Photosynthetic Photon Flux Density (PPFD) is an important factor to consider when determining how an LED grow light will perform in a cultivation facility. Several factors play into PPFD, including the design of the fixture array, fixture height above the canopy, intensity of the fixture, and most importantly, the angular distribution of light exiting the fixture - which largely defines the 'uniformity' of the fixture.
Coefficient of Utilization (CU) is a measure of how much light exiting the fixture will fall on a canopy area of a certain size; CU is an important factor to consider in designing an energy efficient Controlled Environment Agriculture (CEA) facility. CU is expressed as a ratio of the total light emitted by the fixture to the light that falls on an area of canopy of a defined size. It is important to note that the light that does not fall on the canopy directly under the fixture may either be wasted (to walls or floor), or may fall on canopy area adjacent to the fixture, depending on the design of the facility.
The only accurate way to determine CU is by simulation, since each measurement technique previously discussed is not without its limitations. When manufacturers design lights, they often simulate lights with ray tracing simulation tools which use Monte Carlo calculation methods and ray data from LED manufacturers to calculate the light output of a 3D model of the light, accounting for all of the materials in the product, each LED, operating and drive conditions, and geometry of the fixture.
Calculating CU from a simulation is simple; first calculate the entire light output of the fixture, then measure the output incident on various sized planes at different distances from the fixture. The ratio of these values is representative of the percentage of light that hits a plane of a certain size at a certain distance. As you will see, increasing the distance of the plane from the fixture results in a lower coefficient. Shown below are CU values for an LED top light on a 5x5 foot plane at three distances. Adding a reflector significantly increases the CU.
It is important to understand that the light that does not fall on the canopy directly under the fixture is not always wasted. With efficient CEA facility design practices, this light can be reflected off highly reflective walls or will fall on canopy area adjacent to the fixture, depending on the design of the lighting array.

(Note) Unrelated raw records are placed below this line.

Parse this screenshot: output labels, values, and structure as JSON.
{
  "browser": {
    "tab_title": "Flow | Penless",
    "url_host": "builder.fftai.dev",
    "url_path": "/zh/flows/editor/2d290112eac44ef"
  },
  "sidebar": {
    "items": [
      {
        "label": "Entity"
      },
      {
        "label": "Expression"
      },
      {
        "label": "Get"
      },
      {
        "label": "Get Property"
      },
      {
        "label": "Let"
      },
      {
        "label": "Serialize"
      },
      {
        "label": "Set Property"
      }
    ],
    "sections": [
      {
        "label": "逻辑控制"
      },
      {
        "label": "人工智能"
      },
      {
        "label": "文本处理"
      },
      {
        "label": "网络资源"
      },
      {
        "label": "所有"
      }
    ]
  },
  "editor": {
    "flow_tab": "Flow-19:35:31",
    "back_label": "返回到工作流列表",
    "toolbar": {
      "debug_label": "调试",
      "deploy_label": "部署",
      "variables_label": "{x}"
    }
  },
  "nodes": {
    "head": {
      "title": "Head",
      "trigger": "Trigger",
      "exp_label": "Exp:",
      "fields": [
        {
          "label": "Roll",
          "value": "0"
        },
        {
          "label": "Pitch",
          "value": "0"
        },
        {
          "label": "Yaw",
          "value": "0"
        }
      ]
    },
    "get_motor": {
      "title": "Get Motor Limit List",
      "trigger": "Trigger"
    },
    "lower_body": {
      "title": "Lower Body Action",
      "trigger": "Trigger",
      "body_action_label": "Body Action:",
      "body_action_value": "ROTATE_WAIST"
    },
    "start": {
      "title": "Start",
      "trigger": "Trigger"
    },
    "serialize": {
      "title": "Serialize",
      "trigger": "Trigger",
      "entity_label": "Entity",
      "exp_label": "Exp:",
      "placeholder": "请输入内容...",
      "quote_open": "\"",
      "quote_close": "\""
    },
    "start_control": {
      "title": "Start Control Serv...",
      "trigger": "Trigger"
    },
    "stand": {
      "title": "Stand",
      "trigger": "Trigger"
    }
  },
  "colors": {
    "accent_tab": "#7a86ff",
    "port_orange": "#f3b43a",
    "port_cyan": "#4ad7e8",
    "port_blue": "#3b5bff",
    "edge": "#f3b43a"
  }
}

|LED top light without optics
|LED top light with reflector
This table might be easier to understand visually:Launch 3D View Launch 3D View